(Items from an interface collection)
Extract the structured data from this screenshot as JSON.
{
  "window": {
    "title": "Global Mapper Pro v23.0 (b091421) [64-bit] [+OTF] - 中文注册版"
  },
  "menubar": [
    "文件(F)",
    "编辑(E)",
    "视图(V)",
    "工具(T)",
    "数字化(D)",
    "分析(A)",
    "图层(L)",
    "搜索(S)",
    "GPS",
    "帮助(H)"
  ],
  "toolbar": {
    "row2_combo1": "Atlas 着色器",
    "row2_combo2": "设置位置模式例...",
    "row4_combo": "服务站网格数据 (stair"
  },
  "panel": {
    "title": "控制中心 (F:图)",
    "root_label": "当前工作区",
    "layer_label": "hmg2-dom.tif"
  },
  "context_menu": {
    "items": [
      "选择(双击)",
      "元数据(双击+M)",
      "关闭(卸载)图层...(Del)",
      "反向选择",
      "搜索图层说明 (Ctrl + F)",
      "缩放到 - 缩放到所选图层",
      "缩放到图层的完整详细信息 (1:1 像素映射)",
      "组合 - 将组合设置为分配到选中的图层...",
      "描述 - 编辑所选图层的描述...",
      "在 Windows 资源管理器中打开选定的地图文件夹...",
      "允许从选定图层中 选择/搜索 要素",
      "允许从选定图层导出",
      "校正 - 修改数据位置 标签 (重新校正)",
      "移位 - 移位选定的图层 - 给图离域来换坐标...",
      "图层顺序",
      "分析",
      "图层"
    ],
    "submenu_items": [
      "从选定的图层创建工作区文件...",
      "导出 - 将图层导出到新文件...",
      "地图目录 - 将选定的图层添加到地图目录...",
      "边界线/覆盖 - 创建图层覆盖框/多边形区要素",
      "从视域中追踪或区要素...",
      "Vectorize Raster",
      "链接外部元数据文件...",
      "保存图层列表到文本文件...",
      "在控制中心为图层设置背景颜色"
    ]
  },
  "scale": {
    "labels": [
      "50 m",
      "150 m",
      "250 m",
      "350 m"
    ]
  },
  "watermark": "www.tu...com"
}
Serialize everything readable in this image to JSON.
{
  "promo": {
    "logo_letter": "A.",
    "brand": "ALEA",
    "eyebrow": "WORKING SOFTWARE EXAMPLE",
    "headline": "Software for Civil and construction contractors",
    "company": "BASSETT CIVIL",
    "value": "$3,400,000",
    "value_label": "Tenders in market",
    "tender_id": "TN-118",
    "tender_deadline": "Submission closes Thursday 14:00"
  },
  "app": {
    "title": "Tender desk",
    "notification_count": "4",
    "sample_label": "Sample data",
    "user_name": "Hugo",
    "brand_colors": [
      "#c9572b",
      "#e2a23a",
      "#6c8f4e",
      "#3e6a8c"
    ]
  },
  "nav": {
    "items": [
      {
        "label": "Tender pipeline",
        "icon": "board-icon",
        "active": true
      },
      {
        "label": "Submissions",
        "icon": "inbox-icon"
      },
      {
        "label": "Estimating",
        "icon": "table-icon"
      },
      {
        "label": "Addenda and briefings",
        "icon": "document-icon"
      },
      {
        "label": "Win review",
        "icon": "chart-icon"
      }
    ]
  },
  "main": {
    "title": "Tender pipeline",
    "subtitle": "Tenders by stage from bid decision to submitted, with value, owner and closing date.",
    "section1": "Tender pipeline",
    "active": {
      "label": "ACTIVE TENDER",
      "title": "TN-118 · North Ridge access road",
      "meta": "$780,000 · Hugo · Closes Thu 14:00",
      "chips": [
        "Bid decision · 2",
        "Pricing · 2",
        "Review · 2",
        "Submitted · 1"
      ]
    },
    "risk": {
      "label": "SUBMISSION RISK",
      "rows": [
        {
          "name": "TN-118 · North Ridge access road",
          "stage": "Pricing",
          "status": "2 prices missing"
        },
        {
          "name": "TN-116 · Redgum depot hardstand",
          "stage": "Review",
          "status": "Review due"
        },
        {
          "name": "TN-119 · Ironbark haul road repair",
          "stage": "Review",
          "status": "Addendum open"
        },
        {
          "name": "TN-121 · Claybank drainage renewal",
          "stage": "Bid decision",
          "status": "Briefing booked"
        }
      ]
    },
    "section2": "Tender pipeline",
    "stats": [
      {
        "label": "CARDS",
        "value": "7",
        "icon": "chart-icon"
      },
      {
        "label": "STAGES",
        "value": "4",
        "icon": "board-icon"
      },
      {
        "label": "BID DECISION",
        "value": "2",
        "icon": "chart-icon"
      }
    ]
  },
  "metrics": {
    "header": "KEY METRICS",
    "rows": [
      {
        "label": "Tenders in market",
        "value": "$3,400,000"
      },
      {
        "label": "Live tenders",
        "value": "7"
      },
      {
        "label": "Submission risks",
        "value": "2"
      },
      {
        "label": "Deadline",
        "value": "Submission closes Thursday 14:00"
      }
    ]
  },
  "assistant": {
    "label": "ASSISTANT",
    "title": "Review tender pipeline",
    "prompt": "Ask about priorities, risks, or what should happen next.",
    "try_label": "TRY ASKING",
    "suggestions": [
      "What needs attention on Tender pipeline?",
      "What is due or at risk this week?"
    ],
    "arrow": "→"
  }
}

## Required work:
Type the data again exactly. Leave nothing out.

## Task solution:
Extract the structured data from this screenshot as JSON.
{
  "window": {
    "title": "Global Mapper Pro v23.0 (b091421) [64-bit] [+OTF] - 中文注册版"
  },
  "menubar": [
    "文件(F)",
    "编辑(E)",
    "视图(V)",
    "工具(T)",
    "数字化(D)",
    "分析(A)",
    "图层(L)",
    "搜索(S)",
    "GPS",
    "帮助(H)"
  ],
  "toolbar": {
    "row2_combo1": "Atlas 着色器",
    "row2_combo2": "设置位置模式例...",
    "row4_combo": "服务站网格数据 (stair"
  },
  "panel": {
    "title": "控制中心 (F:图)",
    "root_label": "当前工作区",
    "layer_label": "hmg2-dom.tif"
  },
  "context_menu": {
    "items": [
      "选择(双击)",
      "元数据(双击+M)",
      "关闭(卸载)图层...(Del)",
      "反向选择",
      "搜索图层说明 (Ctrl + F)",
      "缩放到 - 缩放到所选图层",
      "缩放到图层的完整详细信息 (1:1 像素映射)",
      "组合 - 将组合设置为分配到选中的图层...",
      "描述 - 编辑所选图层的描述...",
      "在 Windows 资源管理器中打开选定的地图文件夹...",
      "允许从选定图层中 选择/搜索 要素",
      "允许从选定图层导出",
      "校正 - 修改数据位置 标签 (重新校正)",
      "移位 - 移位选定的图层 - 给图离域来换坐标...",
      "图层顺序",
      "分析",
      "图层"
    ],
    "submenu_items": [
      "从选定的图层创建工作区文件...",
      "导出 - 将图层导出到新文件...",
      "地图目录 - 将选定的图层添加到地图目录...",
      "边界线/覆盖 - 创建图层覆盖框/多边形区要素",
      "从视域中追踪或区要素...",
      "Vectorize Raster",
      "链接外部元数据文件...",
      "保存图层列表到文本文件...",
      "在控制中心为图层设置背景颜色"
    ]
  },
  "scale": {
    "labels": [
      "50 m",
      "150 m",
      "250 m",
      "350 m"
    ]
  },
  "watermark": "www.tu...com"
}
Serialize everything readable in this image to JSON.
{
  "promo": {
    "logo_letter": "A.",
    "brand": "ALEA",
    "eyebrow": "WORKING SOFTWARE EXAMPLE",
    "headline": "Software for Civil and construction contractors",
    "company": "BASSETT CIVIL",
    "value": "$3,400,000",
    "value_label": "Tenders in market",
    "tender_id": "TN-118",
    "tender_deadline": "Submission closes Thursday 14:00"
  },
  "app": {
    "title": "Tender desk",
    "notification_count": "4",
    "sample_label": "Sample data",
    "user_name": "Hugo",
    "brand_colors": [
      "#c9572b",
      "#e2a23a",
      "#6c8f4e",
      "#3e6a8c"
    ]
  },
  "nav": {
    "items": [
      {
        "label": "Tender pipeline",
        "icon": "board-icon",
        "active": true
      },
      {
        "label": "Submissions",
        "icon": "inbox-icon"
      },
      {
        "label": "Estimating",
        "icon": "table-icon"
      },
      {
        "label": "Addenda and briefings",
        "icon": "document-icon"
      },
      {
        "label": "Win review",
        "icon": "chart-icon"
      }
    ]
  },
  "main": {
    "title": "Tender pipeline",
    "subtitle": "Tenders by stage from bid decision to submitted, with value, owner and closing date.",
    "section1": "Tender pipeline",
    "active": {
      "label": "ACTIVE TENDER",
      "title": "TN-118 · North Ridge access road",
      "meta": "$780,000 · Hugo · Closes Thu 14:00",
      "chips": [
        "Bid decision · 2",
        "Pricing · 2",
        "Review · 2",
        "Submitted · 1"
      ]
    },
    "risk": {
      "label": "SUBMISSION RISK",
      "rows": [
        {
          "name": "TN-118 · North Ridge access road",
          "stage": "Pricing",
          "status": "2 prices missing"
        },
        {
          "name": "TN-116 · Redgum depot hardstand",
          "stage": "Review",
          "status": "Review due"
        },
        {
          "name": "TN-119 · Ironbark haul road repair",
          "stage": "Review",
          "status": "Addendum open"
        },
        {
          "name": "TN-121 · Claybank drainage renewal",
          "stage": "Bid decision",
          "status": "Briefing booked"
        }
      ]
    },
    "section2": "Tender pipeline",
    "stats": [
      {
        "label": "CARDS",
        "value": "7",
        "icon": "chart-icon"
      },
      {
        "label": "STAGES",
        "value": "4",
        "icon": "board-icon"
      },
      {
        "label": "BID DECISION",
        "value": "2",
        "icon": "chart-icon"
      }
    ]
  },
  "metrics": {
    "header": "KEY METRICS",
    "rows": [
      {
        "label": "Tenders in market",
        "value": "$3,400,000"
      },
      {
        "label": "Live tenders",
        "value": "7"
      },
      {
        "label": "Submission risks",
        "value": "2"
      },
      {
        "label": "Deadline",
        "value": "Submission closes Thursday 14:00"
      }
    ]
  },
  "assistant": {
    "label": "ASSISTANT",
    "title": "Review tender pipeline",
    "prompt": "Ask about priorities, risks, or what should happen next.",
    "try_label": "TRY ASKING",
    "suggestions": [
      "What needs attention on Tender pipeline?",
      "What is due or at risk this week?"
    ],
    "arrow": "→"
  }
}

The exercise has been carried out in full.